Last Friday, Oregon joined 23 other states and two cities in suing the federal government for curtailing California's vehicle emission standards.

Sen. Michael DembrowOregon's lead Democrats on carbon emissions policy say the pending lawsuit against the National Highway Traffic Safety Administration over the Trump Administration's rollback of vehicle emissions standards only further highlights the need for Oregon to double down on carbon emissions policy.

Last Friday, Oregon Attorney General Ellen Rosenblum joined 23 other states and two cities in suing the federal government for curtailing California's vehicle emission standards, which proponents say have reduced vehicle emissions by hundreds of thousands of tons annually.

Oregon Sen. Michael Dembrow, D-Portland, and Rep. Karin Power, D-Milwaukie, both said they're not worried this lawsuit could lead to retaliation from the federal government against states, such as Oregon, working to pass cap and trade policy to reduce pollution.

"I think (the lawsuit) reinforces the basic premise of our Climate Action Program," Dembrow said. "In the absence of federal action, we must band together with other states and act regionally."

For Power, Oregon's cap and trade policy, also known as the Oregon Climate Action Program, is nearing the culmination of 10 years of work by the State Legislature, and this lawsuit — while not technically related — only helps to reinvigorate that work.

"At the crux of this particular dispute between California and the federal administration is whether California's leadership on vehicle emissions and partnership with the private sector should be allowed to stand," Power said. "I was disappointed to see that federal action, and I'm grateful for our attorney general stepping up to defend that work since it is having a tangible, near term reduction in emissions right now."

Power said that throughout the process of engaging in conversations around cap and trade policy, she hasn't seen or heard any attempts from the federal government to preempt the work they're doing.

Even if that was the case, "this is not something we need permission from the federal government to do," she said.

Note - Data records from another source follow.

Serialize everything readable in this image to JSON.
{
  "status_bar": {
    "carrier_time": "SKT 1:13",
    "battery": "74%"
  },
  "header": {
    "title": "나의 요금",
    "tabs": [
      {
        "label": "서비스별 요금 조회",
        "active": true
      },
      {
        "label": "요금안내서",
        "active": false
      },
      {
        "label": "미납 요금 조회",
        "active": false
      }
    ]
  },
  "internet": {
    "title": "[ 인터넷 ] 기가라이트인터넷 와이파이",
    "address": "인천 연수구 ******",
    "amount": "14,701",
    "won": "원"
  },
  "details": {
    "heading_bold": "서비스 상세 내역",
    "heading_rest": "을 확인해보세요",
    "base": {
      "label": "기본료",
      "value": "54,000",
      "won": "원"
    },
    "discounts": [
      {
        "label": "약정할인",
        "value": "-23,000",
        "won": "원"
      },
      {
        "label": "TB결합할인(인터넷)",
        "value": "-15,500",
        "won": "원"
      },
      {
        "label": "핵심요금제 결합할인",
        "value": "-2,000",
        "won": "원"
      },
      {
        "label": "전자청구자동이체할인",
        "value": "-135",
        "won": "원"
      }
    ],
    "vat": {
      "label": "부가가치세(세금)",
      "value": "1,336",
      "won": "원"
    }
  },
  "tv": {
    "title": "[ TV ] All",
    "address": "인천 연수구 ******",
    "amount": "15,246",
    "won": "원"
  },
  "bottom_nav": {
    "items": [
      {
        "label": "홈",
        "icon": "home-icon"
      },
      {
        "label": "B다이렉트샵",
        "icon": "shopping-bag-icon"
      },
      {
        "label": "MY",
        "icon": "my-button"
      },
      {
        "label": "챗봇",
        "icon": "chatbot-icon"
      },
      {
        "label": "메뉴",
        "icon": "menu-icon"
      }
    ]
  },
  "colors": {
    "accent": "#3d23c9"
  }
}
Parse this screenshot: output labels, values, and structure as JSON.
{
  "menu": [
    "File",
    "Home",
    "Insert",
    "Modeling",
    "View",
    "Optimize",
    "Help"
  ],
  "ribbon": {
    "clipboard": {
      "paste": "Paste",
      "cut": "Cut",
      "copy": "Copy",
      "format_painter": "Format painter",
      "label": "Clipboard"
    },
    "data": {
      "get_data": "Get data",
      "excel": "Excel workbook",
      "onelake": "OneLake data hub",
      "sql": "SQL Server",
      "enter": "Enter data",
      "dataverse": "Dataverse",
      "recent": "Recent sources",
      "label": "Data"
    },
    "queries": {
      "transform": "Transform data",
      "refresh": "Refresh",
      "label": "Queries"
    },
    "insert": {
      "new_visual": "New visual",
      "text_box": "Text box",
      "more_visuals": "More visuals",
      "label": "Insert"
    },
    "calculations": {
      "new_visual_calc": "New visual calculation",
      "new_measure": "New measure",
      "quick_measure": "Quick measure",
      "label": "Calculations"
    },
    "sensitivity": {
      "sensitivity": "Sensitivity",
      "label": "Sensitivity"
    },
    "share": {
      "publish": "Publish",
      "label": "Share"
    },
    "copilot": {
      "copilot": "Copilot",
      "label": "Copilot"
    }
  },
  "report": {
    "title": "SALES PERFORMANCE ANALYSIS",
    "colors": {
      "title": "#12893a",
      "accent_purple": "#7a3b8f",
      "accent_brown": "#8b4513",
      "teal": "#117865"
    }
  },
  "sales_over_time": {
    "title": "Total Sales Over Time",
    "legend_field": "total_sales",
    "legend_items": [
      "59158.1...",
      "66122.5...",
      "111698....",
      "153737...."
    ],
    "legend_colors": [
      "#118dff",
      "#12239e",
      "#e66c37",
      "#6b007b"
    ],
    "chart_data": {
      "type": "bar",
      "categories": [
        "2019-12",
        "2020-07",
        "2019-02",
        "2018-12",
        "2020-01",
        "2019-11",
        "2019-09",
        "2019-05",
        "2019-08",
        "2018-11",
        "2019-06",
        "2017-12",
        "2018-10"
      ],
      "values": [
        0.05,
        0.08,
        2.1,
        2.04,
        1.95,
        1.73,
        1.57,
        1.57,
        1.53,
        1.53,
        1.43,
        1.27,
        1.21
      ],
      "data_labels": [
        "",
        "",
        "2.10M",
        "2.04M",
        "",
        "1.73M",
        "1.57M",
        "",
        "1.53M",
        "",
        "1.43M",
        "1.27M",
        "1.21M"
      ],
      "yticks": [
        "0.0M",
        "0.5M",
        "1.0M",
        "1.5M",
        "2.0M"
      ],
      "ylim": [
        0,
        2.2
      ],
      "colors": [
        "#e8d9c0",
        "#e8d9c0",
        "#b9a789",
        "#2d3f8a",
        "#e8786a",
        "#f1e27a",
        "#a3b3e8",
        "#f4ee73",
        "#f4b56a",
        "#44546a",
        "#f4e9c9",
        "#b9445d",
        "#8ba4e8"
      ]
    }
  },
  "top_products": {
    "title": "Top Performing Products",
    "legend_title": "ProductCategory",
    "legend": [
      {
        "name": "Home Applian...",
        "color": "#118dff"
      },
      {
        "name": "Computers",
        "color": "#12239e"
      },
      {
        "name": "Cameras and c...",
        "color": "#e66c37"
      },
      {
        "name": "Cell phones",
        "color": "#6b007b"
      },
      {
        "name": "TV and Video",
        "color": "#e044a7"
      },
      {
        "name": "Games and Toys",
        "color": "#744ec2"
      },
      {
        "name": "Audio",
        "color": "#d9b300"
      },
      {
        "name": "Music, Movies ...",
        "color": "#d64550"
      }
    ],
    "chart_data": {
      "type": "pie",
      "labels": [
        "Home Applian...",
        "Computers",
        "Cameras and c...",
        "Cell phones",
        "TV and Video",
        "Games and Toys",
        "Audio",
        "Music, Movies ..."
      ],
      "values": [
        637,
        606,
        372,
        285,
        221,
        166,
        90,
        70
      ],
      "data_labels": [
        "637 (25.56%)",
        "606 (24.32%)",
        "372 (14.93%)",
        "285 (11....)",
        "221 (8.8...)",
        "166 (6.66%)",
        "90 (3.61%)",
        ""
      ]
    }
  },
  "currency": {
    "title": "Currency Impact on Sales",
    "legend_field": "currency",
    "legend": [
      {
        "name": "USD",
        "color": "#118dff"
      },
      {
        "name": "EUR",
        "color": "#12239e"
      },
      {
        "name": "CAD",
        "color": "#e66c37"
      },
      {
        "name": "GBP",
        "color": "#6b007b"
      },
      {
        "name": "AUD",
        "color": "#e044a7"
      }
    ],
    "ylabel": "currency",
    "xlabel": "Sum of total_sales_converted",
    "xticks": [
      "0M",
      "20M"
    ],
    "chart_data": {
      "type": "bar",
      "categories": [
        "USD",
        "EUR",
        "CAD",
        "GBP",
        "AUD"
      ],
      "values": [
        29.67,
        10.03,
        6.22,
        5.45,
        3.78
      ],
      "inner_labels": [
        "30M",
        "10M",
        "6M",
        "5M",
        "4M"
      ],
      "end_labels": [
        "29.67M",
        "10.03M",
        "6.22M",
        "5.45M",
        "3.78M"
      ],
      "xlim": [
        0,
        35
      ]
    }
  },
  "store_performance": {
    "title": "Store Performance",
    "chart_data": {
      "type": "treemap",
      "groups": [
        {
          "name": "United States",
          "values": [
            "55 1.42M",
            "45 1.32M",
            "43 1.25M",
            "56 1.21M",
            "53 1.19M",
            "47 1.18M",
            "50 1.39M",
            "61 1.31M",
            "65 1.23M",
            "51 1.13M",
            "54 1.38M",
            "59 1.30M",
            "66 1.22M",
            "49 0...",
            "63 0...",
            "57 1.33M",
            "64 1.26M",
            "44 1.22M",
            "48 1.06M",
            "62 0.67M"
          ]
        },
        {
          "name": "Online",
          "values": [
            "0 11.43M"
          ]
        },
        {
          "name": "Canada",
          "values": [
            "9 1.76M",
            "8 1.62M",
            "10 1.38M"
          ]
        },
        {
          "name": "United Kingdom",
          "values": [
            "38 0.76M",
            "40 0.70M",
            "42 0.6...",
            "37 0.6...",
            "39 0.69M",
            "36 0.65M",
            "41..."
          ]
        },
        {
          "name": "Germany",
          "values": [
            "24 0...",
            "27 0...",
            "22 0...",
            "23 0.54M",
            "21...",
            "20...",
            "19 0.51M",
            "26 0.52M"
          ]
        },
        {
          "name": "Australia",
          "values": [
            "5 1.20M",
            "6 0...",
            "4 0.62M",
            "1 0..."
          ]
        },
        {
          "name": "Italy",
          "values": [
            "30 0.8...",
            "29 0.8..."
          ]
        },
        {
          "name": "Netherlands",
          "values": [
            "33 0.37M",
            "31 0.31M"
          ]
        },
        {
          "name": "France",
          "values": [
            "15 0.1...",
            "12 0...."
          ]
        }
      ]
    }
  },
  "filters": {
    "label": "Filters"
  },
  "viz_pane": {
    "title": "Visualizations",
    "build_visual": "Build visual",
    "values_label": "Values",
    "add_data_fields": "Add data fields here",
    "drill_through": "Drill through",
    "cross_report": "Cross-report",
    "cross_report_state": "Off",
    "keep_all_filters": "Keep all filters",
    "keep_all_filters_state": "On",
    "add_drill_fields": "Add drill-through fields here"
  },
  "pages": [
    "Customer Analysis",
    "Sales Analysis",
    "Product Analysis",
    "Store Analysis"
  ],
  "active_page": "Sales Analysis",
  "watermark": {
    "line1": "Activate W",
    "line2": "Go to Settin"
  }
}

According to Power, she's continuing to reach out to different industries within the private sector who remain opposed to cap and trade policy to hear their concerns and find a solution that will get the legislation passed in the upcoming session.